In all greenhouses potting has to be done at some time or other. If there is no potting shed with a bench, it is worth making a small portable potting bench that can be put on the staging or on some other support when required. The bench is merely a wooden board of tray shape, best made to fit conveniently on the size of staging you have, but with only three sides. On this compost can be mixed and pots filled without it getting pushed off on to the surroundings and on to the floor, and scooping is also facilitated. So as to maintain hygienic conditions, the surface of the tray is best covered with an easily cleaned material like Formica or similar. An easily portable, lightweight, and clean potting bench tray can be made from sheet aluminium.
To keep compost clean and hygienic, a few plastic bins such as small dustbins, or buckets with lids, are useful. All compost materials should be kept in clean covered containers too. A soil steriliser is essential if you are to make your own composts. Although it is possible to improvise one, it is far better to buy a proper steriliser. An electric type is the most convenient. Sizes to suit all requirements are available, and they are not expensive.
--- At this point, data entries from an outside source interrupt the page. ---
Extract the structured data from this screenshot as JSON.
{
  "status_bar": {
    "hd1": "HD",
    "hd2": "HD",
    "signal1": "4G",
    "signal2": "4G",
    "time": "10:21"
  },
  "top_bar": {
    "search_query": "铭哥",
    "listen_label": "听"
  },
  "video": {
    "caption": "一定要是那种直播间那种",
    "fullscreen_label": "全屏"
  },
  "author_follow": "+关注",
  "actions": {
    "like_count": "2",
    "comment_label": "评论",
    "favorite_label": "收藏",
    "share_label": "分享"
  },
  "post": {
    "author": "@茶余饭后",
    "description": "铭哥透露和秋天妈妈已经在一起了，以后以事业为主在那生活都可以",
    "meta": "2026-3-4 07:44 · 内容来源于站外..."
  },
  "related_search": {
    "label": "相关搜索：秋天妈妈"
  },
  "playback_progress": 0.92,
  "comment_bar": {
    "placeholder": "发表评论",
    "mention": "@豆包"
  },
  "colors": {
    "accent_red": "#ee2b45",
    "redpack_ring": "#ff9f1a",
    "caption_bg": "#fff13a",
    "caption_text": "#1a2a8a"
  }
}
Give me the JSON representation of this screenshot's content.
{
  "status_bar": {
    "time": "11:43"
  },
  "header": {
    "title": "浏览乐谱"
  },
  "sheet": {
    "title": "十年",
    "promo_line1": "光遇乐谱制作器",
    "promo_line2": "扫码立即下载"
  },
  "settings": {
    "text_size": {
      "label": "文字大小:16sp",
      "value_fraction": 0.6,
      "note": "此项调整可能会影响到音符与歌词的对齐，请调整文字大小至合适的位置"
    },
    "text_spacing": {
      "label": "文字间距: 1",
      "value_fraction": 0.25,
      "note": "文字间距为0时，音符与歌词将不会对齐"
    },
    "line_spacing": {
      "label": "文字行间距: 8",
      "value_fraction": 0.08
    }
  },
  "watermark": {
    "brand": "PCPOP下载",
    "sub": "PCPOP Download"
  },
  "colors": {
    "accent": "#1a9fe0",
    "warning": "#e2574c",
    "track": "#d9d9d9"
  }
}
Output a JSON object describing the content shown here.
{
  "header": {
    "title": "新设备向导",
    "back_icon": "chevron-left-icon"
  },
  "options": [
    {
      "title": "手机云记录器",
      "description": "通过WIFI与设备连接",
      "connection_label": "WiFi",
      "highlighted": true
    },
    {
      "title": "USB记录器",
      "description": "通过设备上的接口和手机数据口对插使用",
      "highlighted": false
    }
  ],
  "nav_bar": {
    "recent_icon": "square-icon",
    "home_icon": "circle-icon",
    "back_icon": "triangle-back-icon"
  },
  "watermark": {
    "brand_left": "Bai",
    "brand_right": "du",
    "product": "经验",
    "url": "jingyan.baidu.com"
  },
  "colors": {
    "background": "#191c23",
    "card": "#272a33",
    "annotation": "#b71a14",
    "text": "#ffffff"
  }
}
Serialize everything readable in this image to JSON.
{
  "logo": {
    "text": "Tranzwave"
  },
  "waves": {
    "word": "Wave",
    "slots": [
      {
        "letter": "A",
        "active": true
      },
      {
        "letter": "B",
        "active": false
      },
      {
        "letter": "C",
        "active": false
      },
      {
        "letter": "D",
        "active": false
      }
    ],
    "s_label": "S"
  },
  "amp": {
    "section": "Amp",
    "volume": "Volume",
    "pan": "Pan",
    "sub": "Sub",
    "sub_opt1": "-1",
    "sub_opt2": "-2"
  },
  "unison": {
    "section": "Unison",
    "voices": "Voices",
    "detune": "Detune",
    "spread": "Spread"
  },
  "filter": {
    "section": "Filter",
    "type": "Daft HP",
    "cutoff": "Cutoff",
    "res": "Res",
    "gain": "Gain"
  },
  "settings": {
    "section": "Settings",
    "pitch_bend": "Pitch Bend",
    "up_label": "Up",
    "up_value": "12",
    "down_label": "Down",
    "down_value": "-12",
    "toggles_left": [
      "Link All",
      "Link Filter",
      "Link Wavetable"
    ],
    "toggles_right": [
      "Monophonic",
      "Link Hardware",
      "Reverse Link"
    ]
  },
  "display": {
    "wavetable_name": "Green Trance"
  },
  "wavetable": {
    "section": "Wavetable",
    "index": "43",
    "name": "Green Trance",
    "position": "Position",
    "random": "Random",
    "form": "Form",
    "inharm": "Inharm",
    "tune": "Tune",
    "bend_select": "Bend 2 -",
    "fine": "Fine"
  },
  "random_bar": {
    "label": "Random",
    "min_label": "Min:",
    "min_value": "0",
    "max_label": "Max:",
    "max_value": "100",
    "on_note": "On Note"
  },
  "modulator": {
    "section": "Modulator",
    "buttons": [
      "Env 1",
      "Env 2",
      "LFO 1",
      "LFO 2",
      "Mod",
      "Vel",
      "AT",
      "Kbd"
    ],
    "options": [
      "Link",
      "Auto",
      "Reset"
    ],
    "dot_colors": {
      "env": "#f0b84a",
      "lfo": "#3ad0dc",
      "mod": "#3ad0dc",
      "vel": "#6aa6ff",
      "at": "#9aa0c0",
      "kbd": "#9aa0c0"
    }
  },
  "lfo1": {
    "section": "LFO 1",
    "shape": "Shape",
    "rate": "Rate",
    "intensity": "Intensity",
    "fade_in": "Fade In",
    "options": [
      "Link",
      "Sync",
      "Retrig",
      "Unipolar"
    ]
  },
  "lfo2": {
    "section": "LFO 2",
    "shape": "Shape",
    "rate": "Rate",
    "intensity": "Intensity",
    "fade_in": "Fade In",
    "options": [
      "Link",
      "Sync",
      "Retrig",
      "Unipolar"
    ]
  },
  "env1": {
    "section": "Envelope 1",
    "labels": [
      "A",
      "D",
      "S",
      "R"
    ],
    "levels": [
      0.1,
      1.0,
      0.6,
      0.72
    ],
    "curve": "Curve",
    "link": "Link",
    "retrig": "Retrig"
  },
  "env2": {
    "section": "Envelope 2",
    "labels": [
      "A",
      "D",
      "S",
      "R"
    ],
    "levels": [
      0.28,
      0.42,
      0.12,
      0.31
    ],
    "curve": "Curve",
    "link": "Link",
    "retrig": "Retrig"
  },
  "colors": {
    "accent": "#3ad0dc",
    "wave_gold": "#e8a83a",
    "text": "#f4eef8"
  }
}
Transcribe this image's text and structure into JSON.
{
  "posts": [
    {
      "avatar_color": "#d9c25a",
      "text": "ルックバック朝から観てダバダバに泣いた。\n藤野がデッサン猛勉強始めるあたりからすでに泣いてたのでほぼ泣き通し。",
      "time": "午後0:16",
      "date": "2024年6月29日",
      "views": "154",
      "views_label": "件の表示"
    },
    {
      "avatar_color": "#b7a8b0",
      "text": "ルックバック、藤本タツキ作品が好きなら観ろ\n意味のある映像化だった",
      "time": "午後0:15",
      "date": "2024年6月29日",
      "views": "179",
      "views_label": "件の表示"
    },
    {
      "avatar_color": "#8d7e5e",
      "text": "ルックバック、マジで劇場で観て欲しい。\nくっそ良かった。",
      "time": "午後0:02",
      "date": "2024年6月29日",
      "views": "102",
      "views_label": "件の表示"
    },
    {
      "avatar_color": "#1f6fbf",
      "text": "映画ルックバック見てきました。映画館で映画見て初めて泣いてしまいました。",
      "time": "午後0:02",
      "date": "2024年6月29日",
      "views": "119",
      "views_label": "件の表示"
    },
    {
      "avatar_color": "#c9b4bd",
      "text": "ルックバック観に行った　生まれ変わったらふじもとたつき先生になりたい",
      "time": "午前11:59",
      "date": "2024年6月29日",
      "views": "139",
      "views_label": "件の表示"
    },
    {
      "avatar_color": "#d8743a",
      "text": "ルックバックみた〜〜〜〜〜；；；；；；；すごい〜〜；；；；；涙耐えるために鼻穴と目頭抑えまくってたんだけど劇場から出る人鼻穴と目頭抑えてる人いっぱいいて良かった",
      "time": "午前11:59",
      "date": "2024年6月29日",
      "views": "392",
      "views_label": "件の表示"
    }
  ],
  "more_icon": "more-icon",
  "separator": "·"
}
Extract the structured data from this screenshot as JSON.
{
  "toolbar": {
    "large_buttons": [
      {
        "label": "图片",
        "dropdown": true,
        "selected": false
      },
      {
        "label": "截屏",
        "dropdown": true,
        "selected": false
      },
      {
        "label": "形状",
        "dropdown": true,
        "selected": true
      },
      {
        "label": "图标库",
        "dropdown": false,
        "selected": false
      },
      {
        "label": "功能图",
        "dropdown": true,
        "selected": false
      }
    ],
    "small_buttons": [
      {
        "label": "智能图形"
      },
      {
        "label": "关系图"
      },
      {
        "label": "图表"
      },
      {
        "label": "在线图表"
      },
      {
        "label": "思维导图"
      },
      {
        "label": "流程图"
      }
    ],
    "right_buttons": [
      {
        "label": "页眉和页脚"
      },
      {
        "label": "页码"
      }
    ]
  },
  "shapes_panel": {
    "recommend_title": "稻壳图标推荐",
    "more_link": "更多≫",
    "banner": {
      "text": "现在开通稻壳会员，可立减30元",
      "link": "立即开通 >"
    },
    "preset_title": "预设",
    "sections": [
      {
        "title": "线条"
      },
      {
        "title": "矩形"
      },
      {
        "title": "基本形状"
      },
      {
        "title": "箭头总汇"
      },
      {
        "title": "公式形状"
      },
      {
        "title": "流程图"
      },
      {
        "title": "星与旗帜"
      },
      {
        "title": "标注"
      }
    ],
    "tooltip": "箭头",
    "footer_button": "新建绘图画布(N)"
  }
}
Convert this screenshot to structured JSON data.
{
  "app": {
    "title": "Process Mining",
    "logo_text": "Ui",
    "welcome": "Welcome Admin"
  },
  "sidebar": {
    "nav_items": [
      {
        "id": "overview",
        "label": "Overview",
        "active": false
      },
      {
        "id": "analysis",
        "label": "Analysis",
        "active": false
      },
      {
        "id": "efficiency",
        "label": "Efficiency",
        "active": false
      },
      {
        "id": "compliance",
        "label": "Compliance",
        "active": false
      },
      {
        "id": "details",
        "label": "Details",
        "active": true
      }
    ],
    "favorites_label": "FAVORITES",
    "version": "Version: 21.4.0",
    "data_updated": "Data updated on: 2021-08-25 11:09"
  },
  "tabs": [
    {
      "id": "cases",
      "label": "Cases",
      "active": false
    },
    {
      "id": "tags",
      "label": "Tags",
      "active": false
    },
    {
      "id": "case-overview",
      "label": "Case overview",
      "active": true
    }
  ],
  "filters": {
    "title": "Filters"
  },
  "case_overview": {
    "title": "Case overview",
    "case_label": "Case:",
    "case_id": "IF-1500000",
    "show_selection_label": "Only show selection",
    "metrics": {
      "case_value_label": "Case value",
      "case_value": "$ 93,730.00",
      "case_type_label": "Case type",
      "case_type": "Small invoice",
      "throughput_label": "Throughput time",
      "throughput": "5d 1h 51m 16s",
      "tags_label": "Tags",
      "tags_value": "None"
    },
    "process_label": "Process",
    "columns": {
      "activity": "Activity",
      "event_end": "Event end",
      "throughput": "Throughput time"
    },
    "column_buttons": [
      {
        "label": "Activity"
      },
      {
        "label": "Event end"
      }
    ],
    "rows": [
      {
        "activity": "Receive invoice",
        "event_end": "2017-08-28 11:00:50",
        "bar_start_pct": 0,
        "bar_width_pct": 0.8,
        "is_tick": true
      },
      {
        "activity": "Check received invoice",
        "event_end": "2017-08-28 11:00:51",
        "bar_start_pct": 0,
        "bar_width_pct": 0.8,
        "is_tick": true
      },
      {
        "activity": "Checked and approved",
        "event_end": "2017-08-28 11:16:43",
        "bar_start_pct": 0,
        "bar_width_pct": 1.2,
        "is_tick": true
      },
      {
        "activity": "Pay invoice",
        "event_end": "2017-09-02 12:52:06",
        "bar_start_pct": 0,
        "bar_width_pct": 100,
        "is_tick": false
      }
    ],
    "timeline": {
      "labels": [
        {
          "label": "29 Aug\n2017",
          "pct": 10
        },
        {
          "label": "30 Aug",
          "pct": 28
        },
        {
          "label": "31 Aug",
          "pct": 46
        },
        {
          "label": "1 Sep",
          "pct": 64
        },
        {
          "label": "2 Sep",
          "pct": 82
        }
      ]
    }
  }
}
It is much cheaper to make your own seed and potting composts if you have the time and materials. Sterilisers to be used with gas rings or primus stoves are also obtainable.
Humidity of the greenhouse atmosphere is often an important consideration. To help in seeing just how much moisture there is in the air, a direct reading hygrometer may be useful, especially for beginners. This is a small dial-like instrument costing little. As well as giving readings in per cent relative humidity, it should indicate wet, normal and dry air conditions for simplicity.
For assessing watering requirements a moisture meter may be also useful to beginners. This works on the principle of electrical conductivity but the technical explanation is not needed here.
The instrument consists of a probe attached to a little meter which gives readings as wet, moist or dry. The best form of the moisture meter is the IMA meter. This has the scale graduated in numbers. The meter is supplied with a site of guide tables giving the optimum readings for a wide range of plants and cultural operations. It takes much of the guesswork out of the task of watering and is especially recommended for beginners who tend to be too heavy with the water can.
Another gadget that can often be useful is the frost forecast thermometer. This is actually a kind of psychrometer – another instrument for measuring humidity. Its scale gives a good warning of the likelihood of frost if the instrument is properly placed and maintained. This is especially useful if you have garden frames which can be protected by covering at night, and also draws attention to a check of the greenhouse heating.